|Ryan C. Jobes|
April 12, 1986 - December 20, 2005
The late Ryan C. Jobes was inducted into the Mid Ohio Valley Sports Hall of Fame on June 11, 2016. Jobes, a model of hard work and determination was humble, modest, unselfish as well as a fierce competitor during his running career at Williamstown HS (WV) and the University of Richmond before an accident claimed his life at the age of 19 on Tuesday, December 20, 2005 (See also "Reflecting on Ryan Jobes-And The Band of Brothers He Formed").Jobes led WHS to back-to-back state track & field championship titles in 2003 & 2004. He won four events (the 400M, 800M, 1600M and 1600M Relay) in each of those years and was the state's high point scorer each year with 32.5 points.
In addition to the track, Jobes lettered in basketball, tennis and cross country while at Williamstown, but his running earned him a scholarship to the University of Richmond, where he continued his track and cross country career, placing third in the 800M as a Freshman at the 2005 Atlantic 10 Conference Track & Field Championships and being named the Atlantic 10 Conference Rookie of the Week twice.On December 20, 2005, Jobes was tragically killed in an automobile crash following finals while headed home from Richmond for the Holidays. In his honor, the Ryan C. Jobes Memorial Scholarship was created while a December road race and spring track meet at Williamstown both carry on his legacy by bearing his name.
"If we're not careful we can easily lose ourselves in the abyss of what could have been...what should have been...or what would have have been instead of remembering what was."---UR Head Coach, Steve Taylor who accepted the award on behalf of Ryan and his family.
|September 18, 2004|
University of Virginia Invitational
|September 4, 2004|
Spider Alumni Open Cross Country Meet
|Ryan Jobes and Hunter Willis at 2005 Preseason XC Camp|
|2005 Fred Hardy Invitational 4X400M Relay|
|Spiders 2005 PreSeason XC Camp|
It was a tough and at the same time a joyous evening given Ryan's induction...The opportunity to see so many friends, former teammates, coaches and Ryan's parents and family was something I looked forward to for months and wish could have lasted longer. There will always be a comfort in 'home' and the Mid-Ohio Valley is home. Yet many of us struggle with all the questions that remain surrounding Ryan's accident and losing him at the age of 19. It's not easy to this day...still find it difficult...and I struggled to hold it together delivering an acceptance speech on his family's behalf. I know I certainly do not have the answers and still wish I could make sense of 'why' and 'what' and deliver it in an enlightening way, but that too is not possible. Losing an athlete is without question the hardest thing I've experienced as a coach. It does not fade and still it is a fear that can consume joy...For Ryan's family I'm sure December 20 will always dark day.
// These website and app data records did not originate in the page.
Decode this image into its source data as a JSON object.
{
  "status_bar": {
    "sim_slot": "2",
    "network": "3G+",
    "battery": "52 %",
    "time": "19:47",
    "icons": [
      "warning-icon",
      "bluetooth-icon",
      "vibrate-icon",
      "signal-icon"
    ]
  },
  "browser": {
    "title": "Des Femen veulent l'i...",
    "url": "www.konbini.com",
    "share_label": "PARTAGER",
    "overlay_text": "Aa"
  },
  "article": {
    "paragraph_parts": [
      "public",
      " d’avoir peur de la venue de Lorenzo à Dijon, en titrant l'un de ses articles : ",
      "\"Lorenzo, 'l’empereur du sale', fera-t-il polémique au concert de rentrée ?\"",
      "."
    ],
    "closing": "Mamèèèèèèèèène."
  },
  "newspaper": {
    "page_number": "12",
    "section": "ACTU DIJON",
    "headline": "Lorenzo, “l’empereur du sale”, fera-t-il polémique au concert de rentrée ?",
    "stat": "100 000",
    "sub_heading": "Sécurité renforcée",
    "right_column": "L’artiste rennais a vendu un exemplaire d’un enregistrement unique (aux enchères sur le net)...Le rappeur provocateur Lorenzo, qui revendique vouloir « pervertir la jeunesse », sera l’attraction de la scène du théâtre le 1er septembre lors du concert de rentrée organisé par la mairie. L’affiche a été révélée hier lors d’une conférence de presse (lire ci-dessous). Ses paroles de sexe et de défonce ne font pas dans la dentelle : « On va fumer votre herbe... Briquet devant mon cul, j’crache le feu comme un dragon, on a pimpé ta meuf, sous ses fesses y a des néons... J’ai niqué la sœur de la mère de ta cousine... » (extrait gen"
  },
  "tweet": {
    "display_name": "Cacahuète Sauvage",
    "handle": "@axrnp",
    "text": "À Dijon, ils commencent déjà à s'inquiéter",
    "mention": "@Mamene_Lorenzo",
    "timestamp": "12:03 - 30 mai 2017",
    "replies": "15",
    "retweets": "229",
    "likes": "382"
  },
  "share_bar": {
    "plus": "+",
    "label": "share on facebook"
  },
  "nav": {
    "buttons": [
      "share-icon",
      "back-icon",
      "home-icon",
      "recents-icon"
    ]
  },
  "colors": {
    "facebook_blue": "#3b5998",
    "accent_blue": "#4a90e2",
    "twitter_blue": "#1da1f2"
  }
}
I've come to realize...maybe, just maybe...for now, we are not supposed to understand.
Proverbs 3:5 "Trust in the Lord with all your heart, and do not lean on your own understanding."
As a coach and former athlete, I've never had much tolerance or patience with or for the undriven person...In my career I've been fortunate to work with several motivated and competitive athletes, like Ryan. Those athletes who have "it" and those who test their limits while breaking through personal and community barriers are both the reason coaches coach, but yet they are less common than one might think. My high school coach (Jerry Rea) used to tell us, "You're only as good as your last race". There's much truth in the statement and I believe Ryan made the best of each opportunity and tested his own limits through the field of competition.
Until now, something I have only shared with my wife in the 10+ years since his accident...In the last meeting I had with Ryan, I sat in my office and asked him several questions related to running, personal decisions and his goals. One of those questions was, "How do you want to be remembered?" He didn't answer right away, he just looked at me for a few moments and then he said, "I don't know, I guess I just want to be remembered."
We do Ryan, we do.